Don't get your hopes up, Wodehouse fans: this isn't a treasure-trove of hitherto-unknown detective stories by the great Plum. No, these are mostly very well-known Wodehouse items, with only the slightest, most whimsical connections to ""crime"" fiction. There are four Mulliner stories (some of them especially familiar if you saw television's Wodehouse Playhouse), including the delightful ""Strychnine in the Soup""--the one about a young Mulliner stealing the detective-novel from his prospective mother-in-law. There are three Wooster/Jeeves standbys--including the one about Bertie urging a pal to steal a policeman's helmet as a way to chase the blues. There's the classic ""The Crime Wave at Blandings""--in which Lord Emsworth and stuffy Constance both give in to the temptation of shooting family retainers in the posterior with an airgun. And a few somewhat lesser-known pieces--generally more about Wodehouseian romance than fiendish cunning--fill out the collection.

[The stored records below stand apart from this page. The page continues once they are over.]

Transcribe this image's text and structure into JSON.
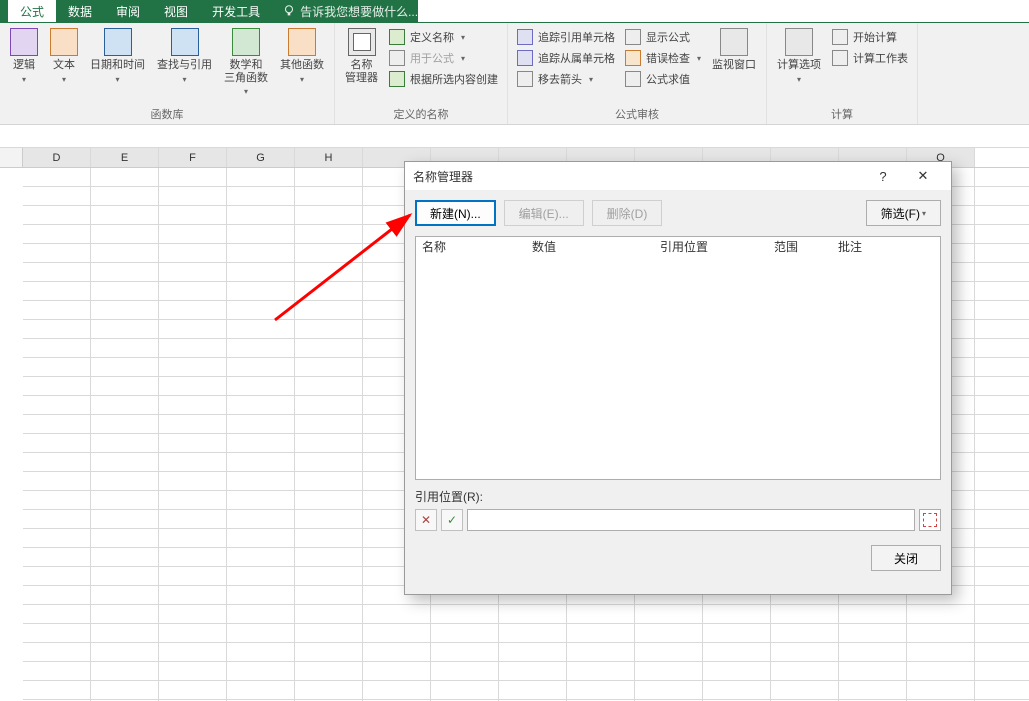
{
  "tabs": {
    "t1": "公式",
    "t2": "数据",
    "t3": "审阅",
    "t4": "视图",
    "t5": "开发工具",
    "tellme": "告诉我您想要做什么..."
  },
  "ribbon": {
    "library_label": "函数库",
    "logic": "逻辑",
    "text": "文本",
    "datetime": "日期和时间",
    "lookup": "查找与引用",
    "mathtrig": "数学和\n三角函数",
    "more": "其他函数",
    "defined_label": "定义的名称",
    "name_mgr": "名称\n管理器",
    "def_define": "定义名称",
    "def_use": "用于公式",
    "def_create": "根据所选内容创建",
    "audit_label": "公式审核",
    "aud_precedents": "追踪引用单元格",
    "aud_dependents": "追踪从属单元格",
    "aud_remove": "移去箭头",
    "aud_showf": "显示公式",
    "aud_err": "错误检查",
    "aud_eval": "公式求值",
    "watch": "监视窗口",
    "calc_label": "计算",
    "calc_opt": "计算选项",
    "calc_now": "开始计算",
    "calc_sheet": "计算工作表"
  },
  "columns": [
    "D",
    "E",
    "F",
    "G",
    "H",
    "",
    "",
    "",
    "",
    "",
    "",
    "",
    "",
    "Q"
  ],
  "dialog": {
    "title": "名称管理器",
    "help": "?",
    "close_x": "✕",
    "new_btn": "新建(N)...",
    "edit_btn": "编辑(E)...",
    "del_btn": "删除(D)",
    "filter_btn": "筛选(F)",
    "col_name": "名称",
    "col_value": "数值",
    "col_ref": "引用位置",
    "col_scope": "范围",
    "col_comment": "批注",
    "ref_label": "引用位置(R):",
    "tgl_x": "✕",
    "tgl_v": "✓",
    "close_btn": "关闭"
  }
}
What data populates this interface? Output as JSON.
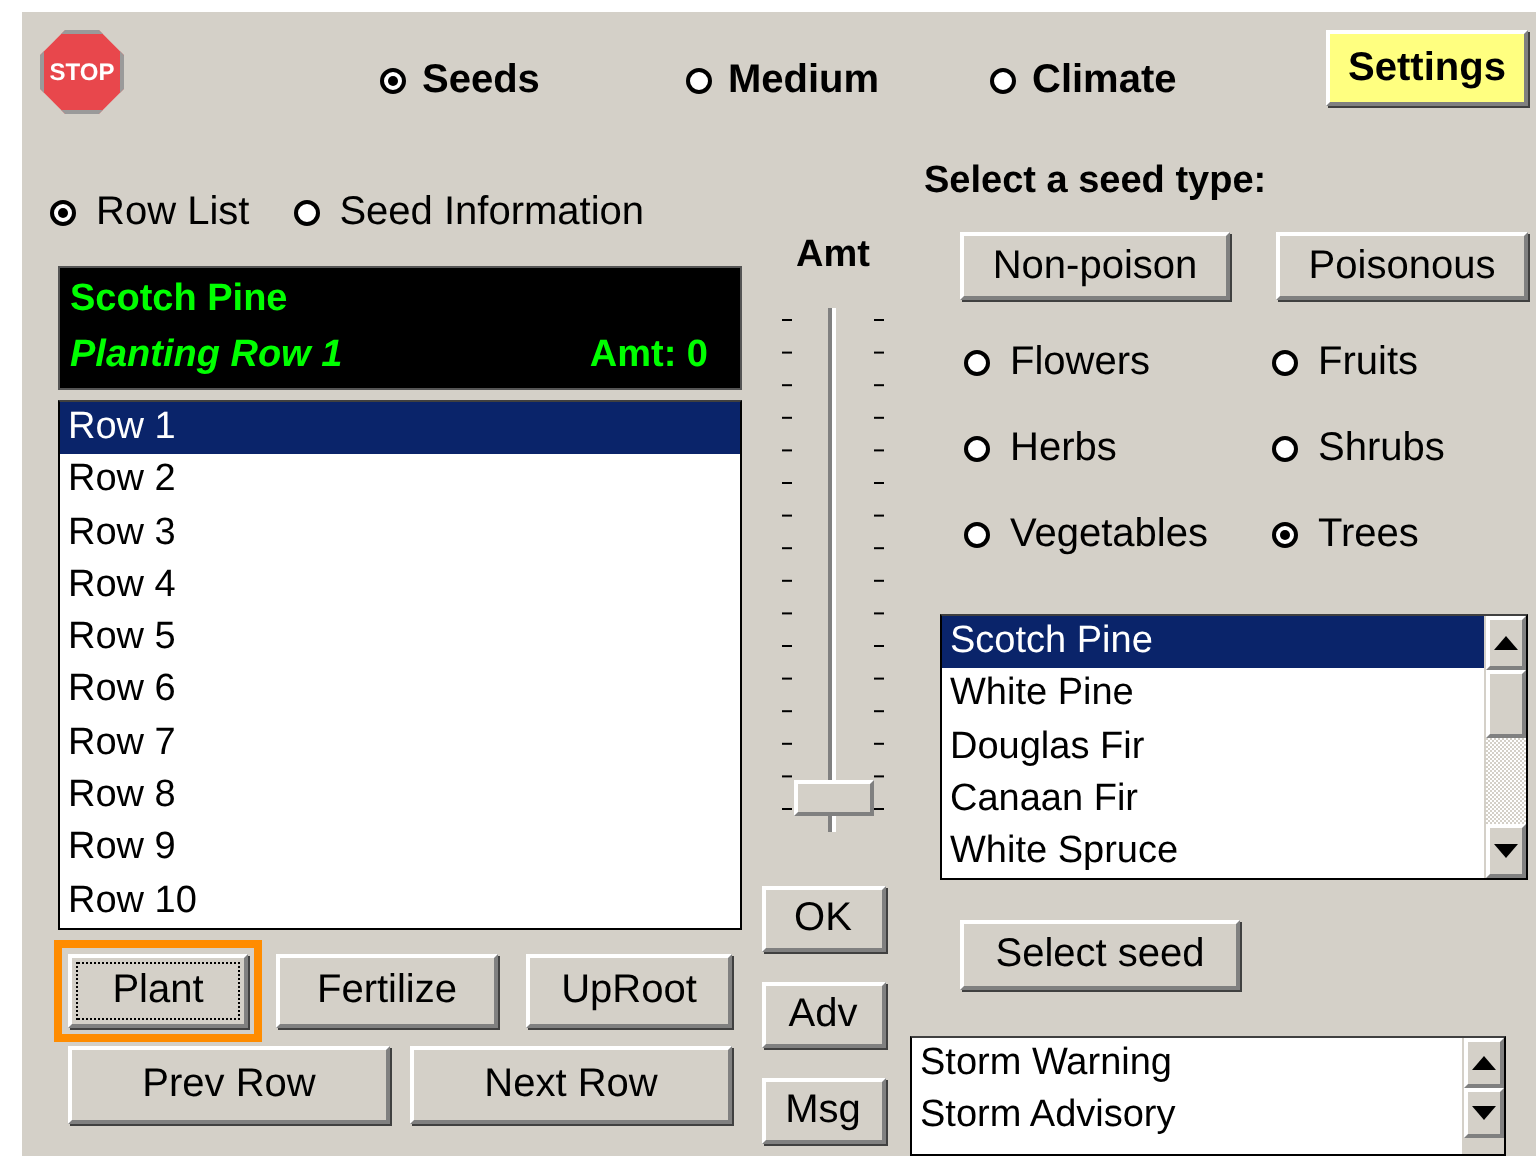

Not really crime, hardly new, but Wodehouse is always welcome: fresh and funny every time around.

Pub Date: Oct. 15th, 1981
Publisher: Ticknor & Fields/Houghton Mifflin